#### EXERCISE GOAL:
Look through the records below and collect all lines that hold the string "JSON".

*** Opening SOURCE MATERIAL ***

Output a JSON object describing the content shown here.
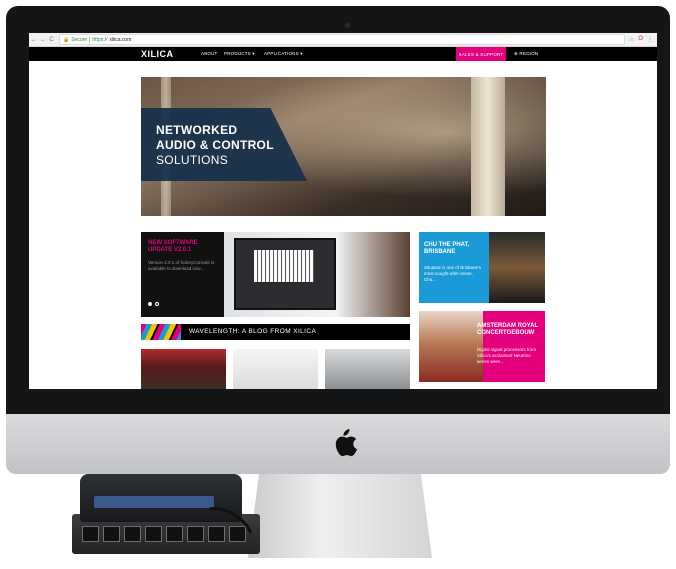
{
  "browser": {
    "nav_back": "←",
    "nav_forward": "→",
    "nav_reload": "C",
    "secure_label": "Secure",
    "url_scheme": "https://",
    "url_host": "xilica.com"
  },
  "site": {
    "logo": "XILICA",
    "nav": {
      "about": "ABOUT",
      "products": "PRODUCTS ▾",
      "applications": "APPLICATIONS ▾",
      "sales_support": "SALES & SUPPORT",
      "region": "⊕ REGION"
    },
    "hero": {
      "line1": "NETWORKED",
      "line2": "AUDIO & CONTROL",
      "line3": "SOLUTIONS"
    },
    "news": {
      "title": "NEW SOFTWARE UPDATE V2.0.1",
      "text": "Version 2.0.1 of SoloryConsole is available to download now..."
    },
    "cards": [
      {
        "title": "CHU THE PHAT, BRISBANE",
        "text": "Situated in one of Brisbane's most sought-after areas, Chu..."
      },
      {
        "title": "AMSTERDAM ROYAL CONCERTGEBOUW",
        "text": "Digital signal processors from Xilica's acclaimed Neutrino series were..."
      }
    ],
    "blog": {
      "title": "WAVELENGTH: A BLOG FROM XILICA"
    }
  },
  "colors": {
    "accent_pink": "#e5007d",
    "accent_blue": "#1a9bd7",
    "hero_panel": "#152f4a"
  },
  "icons": [
    "back-icon",
    "forward-icon",
    "reload-icon",
    "lock-icon",
    "star-icon",
    "opera-icon",
    "menu-icon",
    "apple-logo-icon"
  ]
}
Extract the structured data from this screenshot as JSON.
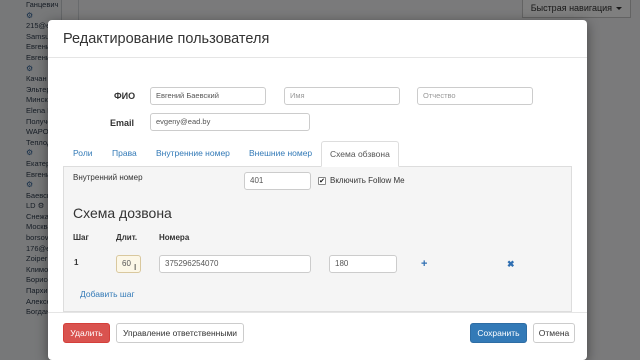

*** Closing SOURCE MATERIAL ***

#### THE COMPLETED TASK:
Output a JSON object describing the content shown here.
Extract the structured data from this screenshot as JSON.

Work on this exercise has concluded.